Health claims have attracted FTC attention as well. In August of 2016, the FTC and Mars Petcare U.S. reached a settlement over health claims on pet food that allegedly lacked proper substantiation. In a series of advertisements for Eukanuba dog food, Mars Petcare touted the health benefits of the food, including claims that dogs that ate Eukanuba dog food lived 30 % longer than those that did not. According to the FTC, these baseless claims came from a single study with results that did not lead to this conclusion.

Settlement terms between the FTC and companies making unsubstantiated health claims require “competent and reliable scientific evidence” for future claims. Similar to its position on defining “natural,” the FDA announced its plan to seek opinions from consumers, companies, and the public on how to define “healthy” in the context of food labeling.

Perhaps 2017 will bring more clarity on how the FTC and FDA define “natural” and “healthy” and the standards used to evaluate these claims.

Hungry for Change
In 2016, the FDA announced its Final Rule on new labeling requirements for food and dietary supplements. Big changes—literally—include increasing the type size for “Calories,” “Servings per container,” and “Serving size” on the Nutrition Facts section of food packaging. For supplements, the Final Rule changes which nutrients must be disclosed. Supplements will now have to declare amounts of vitamin D, potassium, and added sugar, but declaring vitamin A, vitamin C, and Calories from Fat is no longer necessary.

Compliance with these changes is required by July 26, 2018. For more detailed analysis of new food labeling requirements, take a look at our August client alert here.

The year 2016 has provided plenty of insight in how the FTC monitors and enforces its policies on disclosures, endorsements, “Made in USA” claims, “natural” claims, and improved health claims. We also got a preview of new food labeling requirements. We will continue to track developments in these and other areas of advertising and marketing law in 2017 and beyond.

 This was a big year for the Intellectual Property Group at McNees with four new hires. The McNees IP Group enhanced the depth of its trademark and copyright practice by hiring Lois Duquette, who spent the last 18 years managing The Hershey Company’s trademark portfolio and Emily Hart, a graduate of Drexel University School of Law. Our Patent Division brought onboard as patent agents, Brett Crouse, a former Patent Office Examiner who also worked at DuPont and Robert Bosch, and Danny Kim, a former Patent Office Examiner. The new agents provide additional depth in the electrical and chemical areas.

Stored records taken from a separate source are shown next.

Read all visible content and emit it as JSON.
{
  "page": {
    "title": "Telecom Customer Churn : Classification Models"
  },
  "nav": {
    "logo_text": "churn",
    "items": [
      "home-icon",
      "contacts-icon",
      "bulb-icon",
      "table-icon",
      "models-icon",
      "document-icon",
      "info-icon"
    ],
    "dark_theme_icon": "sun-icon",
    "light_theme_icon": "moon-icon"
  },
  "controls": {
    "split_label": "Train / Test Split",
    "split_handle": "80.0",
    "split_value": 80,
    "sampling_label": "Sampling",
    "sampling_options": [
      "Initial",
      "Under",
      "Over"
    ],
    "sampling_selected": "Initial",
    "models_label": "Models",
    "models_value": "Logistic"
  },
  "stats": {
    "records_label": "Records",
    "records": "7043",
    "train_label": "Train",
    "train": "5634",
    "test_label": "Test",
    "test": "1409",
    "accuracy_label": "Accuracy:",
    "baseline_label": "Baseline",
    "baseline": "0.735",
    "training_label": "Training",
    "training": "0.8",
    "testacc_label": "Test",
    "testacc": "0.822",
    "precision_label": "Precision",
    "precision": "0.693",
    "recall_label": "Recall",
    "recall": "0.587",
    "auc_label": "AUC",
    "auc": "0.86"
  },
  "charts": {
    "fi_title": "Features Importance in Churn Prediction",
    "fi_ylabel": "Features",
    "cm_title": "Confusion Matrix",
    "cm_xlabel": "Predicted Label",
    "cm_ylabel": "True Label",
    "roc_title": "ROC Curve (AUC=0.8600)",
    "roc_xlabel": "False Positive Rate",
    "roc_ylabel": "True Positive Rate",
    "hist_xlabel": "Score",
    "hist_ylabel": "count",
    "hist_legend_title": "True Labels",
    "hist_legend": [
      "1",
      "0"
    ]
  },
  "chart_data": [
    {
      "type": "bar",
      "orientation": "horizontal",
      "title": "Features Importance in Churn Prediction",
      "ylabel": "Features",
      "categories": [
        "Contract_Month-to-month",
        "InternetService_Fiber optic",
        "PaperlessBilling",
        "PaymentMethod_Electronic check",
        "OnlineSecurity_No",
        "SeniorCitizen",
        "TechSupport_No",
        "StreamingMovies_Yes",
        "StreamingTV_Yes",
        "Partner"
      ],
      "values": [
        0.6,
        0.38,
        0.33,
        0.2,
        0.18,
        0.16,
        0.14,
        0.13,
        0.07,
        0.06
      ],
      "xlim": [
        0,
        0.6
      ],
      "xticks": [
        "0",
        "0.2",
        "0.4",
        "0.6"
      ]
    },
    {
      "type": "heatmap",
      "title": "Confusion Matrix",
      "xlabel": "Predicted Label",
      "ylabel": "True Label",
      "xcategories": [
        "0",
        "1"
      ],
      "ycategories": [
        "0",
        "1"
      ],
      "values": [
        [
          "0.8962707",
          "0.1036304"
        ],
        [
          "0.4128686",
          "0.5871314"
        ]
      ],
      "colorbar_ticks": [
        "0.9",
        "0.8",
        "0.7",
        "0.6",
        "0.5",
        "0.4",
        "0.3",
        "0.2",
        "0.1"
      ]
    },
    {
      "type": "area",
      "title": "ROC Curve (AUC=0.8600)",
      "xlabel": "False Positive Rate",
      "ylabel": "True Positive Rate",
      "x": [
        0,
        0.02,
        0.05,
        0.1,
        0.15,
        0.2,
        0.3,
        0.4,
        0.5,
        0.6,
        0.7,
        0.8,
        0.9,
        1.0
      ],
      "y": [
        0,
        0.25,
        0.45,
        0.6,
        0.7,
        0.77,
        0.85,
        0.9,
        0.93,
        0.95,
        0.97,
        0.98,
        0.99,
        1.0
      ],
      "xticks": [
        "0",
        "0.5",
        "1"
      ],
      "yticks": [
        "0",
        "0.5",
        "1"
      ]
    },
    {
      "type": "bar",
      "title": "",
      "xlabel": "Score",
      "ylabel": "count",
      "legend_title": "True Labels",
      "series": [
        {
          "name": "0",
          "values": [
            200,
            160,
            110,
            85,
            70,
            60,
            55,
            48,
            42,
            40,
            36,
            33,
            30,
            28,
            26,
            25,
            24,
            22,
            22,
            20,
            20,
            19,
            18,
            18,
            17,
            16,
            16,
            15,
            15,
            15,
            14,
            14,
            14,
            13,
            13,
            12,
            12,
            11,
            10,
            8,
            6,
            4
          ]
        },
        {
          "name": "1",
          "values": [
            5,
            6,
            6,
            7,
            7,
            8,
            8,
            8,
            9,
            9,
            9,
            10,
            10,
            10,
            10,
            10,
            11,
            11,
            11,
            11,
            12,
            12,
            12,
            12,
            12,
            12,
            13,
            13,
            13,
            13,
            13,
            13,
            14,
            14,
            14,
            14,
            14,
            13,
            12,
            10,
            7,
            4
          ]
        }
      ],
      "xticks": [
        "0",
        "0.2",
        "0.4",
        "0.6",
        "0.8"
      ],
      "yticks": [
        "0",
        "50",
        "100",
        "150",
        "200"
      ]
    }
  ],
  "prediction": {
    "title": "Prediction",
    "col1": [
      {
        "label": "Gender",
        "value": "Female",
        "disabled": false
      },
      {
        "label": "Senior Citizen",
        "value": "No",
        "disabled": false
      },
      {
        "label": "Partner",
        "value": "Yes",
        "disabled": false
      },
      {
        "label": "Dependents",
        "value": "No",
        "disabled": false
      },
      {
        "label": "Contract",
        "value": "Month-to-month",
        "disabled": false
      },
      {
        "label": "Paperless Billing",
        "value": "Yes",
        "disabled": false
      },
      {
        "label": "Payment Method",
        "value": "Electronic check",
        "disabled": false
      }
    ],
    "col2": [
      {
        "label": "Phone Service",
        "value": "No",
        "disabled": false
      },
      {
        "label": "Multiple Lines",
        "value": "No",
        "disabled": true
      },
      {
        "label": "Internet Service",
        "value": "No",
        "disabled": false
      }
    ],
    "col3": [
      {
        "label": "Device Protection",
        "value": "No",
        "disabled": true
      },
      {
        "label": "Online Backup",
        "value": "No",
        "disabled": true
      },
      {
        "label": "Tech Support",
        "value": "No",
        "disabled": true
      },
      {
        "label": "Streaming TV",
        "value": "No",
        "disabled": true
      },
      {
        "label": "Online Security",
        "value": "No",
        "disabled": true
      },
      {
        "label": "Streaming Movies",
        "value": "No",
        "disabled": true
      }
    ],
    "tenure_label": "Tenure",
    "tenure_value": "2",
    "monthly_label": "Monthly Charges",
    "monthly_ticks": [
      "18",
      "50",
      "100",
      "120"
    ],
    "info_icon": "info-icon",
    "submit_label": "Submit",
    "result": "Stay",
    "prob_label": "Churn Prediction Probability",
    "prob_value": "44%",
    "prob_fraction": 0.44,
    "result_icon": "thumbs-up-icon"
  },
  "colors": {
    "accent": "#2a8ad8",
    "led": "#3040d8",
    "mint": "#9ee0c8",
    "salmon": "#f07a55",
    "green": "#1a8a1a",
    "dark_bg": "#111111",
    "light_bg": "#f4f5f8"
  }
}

© 2017 McNees Wallace & Nurick LLC
McNees Intellectual Property Alert is presented with the understanding that the publisher does not render specific legal, accounting or other professional service to the reader. Due to the rapidly changing nature of the law, information contained in this publication may become outdated. Anyone using this material must always research original sources of authority and update this information to ensure accuracy and applicability to specific legal matters. In no event will the authors, the reviewers or the publisher be liable for any damage, whether direct, indirect or consequential, claimed to result from the use of this material.